→ **Task to carry out**:
Should any entry seem unclear, still set it down exactly as given, along with all the others.

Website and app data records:

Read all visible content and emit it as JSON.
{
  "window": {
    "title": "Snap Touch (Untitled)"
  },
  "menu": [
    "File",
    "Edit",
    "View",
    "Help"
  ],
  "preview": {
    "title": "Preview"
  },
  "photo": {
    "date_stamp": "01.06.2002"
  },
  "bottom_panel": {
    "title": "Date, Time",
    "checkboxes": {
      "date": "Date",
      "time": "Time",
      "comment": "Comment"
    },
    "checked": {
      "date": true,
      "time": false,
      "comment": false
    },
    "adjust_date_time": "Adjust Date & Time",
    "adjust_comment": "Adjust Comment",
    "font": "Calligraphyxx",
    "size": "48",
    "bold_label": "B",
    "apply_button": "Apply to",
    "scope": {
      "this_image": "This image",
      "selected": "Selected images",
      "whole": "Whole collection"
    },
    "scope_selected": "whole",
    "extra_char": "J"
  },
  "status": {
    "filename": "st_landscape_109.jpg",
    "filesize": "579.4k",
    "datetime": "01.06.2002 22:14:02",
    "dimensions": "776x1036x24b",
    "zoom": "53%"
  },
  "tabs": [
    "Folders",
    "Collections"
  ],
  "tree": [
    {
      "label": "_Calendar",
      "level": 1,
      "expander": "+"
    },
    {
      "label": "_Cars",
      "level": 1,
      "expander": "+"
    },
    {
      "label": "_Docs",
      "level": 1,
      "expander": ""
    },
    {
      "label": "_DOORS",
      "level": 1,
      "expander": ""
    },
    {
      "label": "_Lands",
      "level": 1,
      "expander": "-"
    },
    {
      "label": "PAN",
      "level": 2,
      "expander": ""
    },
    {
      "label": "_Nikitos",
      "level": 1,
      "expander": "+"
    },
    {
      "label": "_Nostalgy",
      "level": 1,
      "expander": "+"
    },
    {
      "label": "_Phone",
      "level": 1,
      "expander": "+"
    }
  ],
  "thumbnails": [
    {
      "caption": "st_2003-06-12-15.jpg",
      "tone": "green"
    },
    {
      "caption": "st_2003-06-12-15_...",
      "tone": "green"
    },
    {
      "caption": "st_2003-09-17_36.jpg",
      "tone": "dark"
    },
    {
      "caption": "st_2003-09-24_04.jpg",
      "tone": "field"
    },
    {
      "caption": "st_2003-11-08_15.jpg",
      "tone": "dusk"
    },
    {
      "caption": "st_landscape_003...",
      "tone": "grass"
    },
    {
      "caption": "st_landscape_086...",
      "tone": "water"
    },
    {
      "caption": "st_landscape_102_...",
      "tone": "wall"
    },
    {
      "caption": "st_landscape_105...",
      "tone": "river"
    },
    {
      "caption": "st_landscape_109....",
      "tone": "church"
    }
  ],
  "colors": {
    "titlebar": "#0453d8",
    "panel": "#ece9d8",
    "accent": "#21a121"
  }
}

→ **Output of the exercise**:
Read all visible content and emit it as JSON.
{
  "window": {
    "title": "Snap Touch (Untitled)"
  },
  "menu": [
    "File",
    "Edit",
    "View",
    "Help"
  ],
  "preview": {
    "title": "Preview"
  },
  "photo": {
    "date_stamp": "01.06.2002"
  },
  "bottom_panel": {
    "title": "Date, Time",
    "checkboxes": {
      "date": "Date",
      "time": "Time",
      "comment": "Comment"
    },
    "checked": {
      "date": true,
      "time": false,
      "comment": false
    },
    "adjust_date_time": "Adjust Date & Time",
    "adjust_comment": "Adjust Comment",
    "font": "Calligraphyxx",
    "size": "48",
    "bold_label": "B",
    "apply_button": "Apply to",
    "scope": {
      "this_image": "This image",
      "selected": "Selected images",
      "whole": "Whole collection"
    },
    "scope_selected": "whole",
    "extra_char": "J"
  },
  "status": {
    "filename": "st_landscape_109.jpg",
    "filesize": "579.4k",
    "datetime": "01.06.2002 22:14:02",
    "dimensions": "776x1036x24b",
    "zoom": "53%"
  },
  "tabs": [
    "Folders",
    "Collections"
  ],
  "tree": [
    {
      "label": "_Calendar",
      "level": 1,
      "expander": "+"
    },
    {
      "label": "_Cars",
      "level": 1,
      "expander": "+"
    },
    {
      "label": "_Docs",
      "level": 1,
      "expander": ""
    },
    {
      "label": "_DOORS",
      "level": 1,
      "expander": ""
    },
    {
      "label": "_Lands",
      "level": 1,
      "expander": "-"
    },
    {
      "label": "PAN",
      "level": 2,
      "expander": ""
    },
    {
      "label": "_Nikitos",
      "level": 1,
      "expander": "+"
    },
    {
      "label": "_Nostalgy",
      "level": 1,
      "expander": "+"
    },
    {
      "label": "_Phone",
      "level": 1,
      "expander": "+"
    }
  ],
  "thumbnails": [
    {
      "caption": "st_2003-06-12-15.jpg",
      "tone": "green"
    },
    {
      "caption": "st_2003-06-12-15_...",
      "tone": "green"
    },
    {
      "caption": "st_2003-09-17_36.jpg",
      "tone": "dark"
    },
    {
      "caption": "st_2003-09-24_04.jpg",
      "tone": "field"
    },
    {
      "caption": "st_2003-11-08_15.jpg",
      "tone": "dusk"
    },
    {
      "caption": "st_landscape_003...",
      "tone": "grass"
    },
    {
      "caption": "st_landscape_086...",
      "tone": "water"
    },
    {
      "caption": "st_landscape_102_...",
      "tone": "wall"
    },
    {
      "caption": "st_landscape_105...",
      "tone": "river"
    },
    {
      "caption": "st_landscape_109....",
      "tone": "church"
    }
  ],
  "colors": {
    "titlebar": "#0453d8",
    "panel": "#ece9d8",
    "accent": "#21a121"
  }
}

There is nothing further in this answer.